Using the data beneath, show every line that includes the word "value".

** Data supplied follows **

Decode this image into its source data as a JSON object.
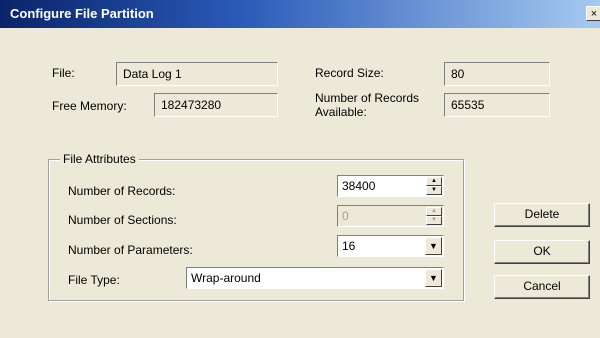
{
  "window": {
    "title": "Configure File Partition",
    "close_label": "×"
  },
  "file": {
    "label": "File:",
    "value": "Data Log 1"
  },
  "free_memory": {
    "label": "Free Memory:",
    "value": "182473280"
  },
  "record_size": {
    "label": "Record Size:",
    "value": "80"
  },
  "records_available": {
    "label": "Number of Records Available:",
    "value": "65535"
  },
  "attributes": {
    "legend": "File Attributes",
    "num_records": {
      "label": "Number of Records:",
      "value": "38400"
    },
    "num_sections": {
      "label": "Number of Sections:",
      "value": "0",
      "disabled": true
    },
    "num_parameters": {
      "label": "Number of Parameters:",
      "value": "16"
    },
    "file_type": {
      "label": "File Type:",
      "value": "Wrap-around"
    }
  },
  "buttons": {
    "delete": "Delete",
    "ok": "OK",
    "cancel": "Cancel"
  },
  "icons": {
    "spin_up": "▲",
    "spin_down": "▼",
    "dropdown": "▼"
  }
}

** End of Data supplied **

■ **Response below**:
    "value": "Data Log 1"
    "value": "182473280"
    "value": "80"
    "value": "65535"
      "value": "38400"
      "value": "0",
      "value": "16"
      "value": "Wrap-around"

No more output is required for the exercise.